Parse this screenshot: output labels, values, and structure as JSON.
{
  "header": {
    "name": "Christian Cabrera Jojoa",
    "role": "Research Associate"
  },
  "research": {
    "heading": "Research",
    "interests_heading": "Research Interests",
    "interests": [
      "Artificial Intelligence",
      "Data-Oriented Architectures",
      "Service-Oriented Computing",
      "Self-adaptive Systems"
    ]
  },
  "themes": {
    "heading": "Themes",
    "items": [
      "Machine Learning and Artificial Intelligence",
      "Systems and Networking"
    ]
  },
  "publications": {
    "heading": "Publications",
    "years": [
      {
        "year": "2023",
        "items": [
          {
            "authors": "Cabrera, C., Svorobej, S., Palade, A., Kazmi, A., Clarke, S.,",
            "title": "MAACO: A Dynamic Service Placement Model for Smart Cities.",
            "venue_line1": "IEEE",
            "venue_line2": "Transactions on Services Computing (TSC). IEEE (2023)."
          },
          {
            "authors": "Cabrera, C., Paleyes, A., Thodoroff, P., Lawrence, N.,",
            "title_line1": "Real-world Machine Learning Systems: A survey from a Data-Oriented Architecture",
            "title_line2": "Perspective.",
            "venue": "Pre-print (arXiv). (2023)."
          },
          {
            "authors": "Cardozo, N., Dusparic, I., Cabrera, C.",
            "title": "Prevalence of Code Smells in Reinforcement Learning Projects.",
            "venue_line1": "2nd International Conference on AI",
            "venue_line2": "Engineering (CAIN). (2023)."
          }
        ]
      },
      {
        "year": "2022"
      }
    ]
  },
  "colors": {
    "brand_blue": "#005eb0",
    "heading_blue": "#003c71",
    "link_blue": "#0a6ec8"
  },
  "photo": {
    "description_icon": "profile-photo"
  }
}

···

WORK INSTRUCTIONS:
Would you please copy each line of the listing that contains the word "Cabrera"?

RESPONSE TO THE EXERCISE:
    "name": "Christian Cabrera Jojoa",
            "authors": "Cabrera, C., Svorobej, S., Palade, A., Kazmi, A., Clarke, S.,",
            "authors": "Cabrera, C., Paleyes, A., Thodoroff, P., Lawrence, N.,",
            "authors": "Cardozo, N., Dusparic, I., Cabrera, C.",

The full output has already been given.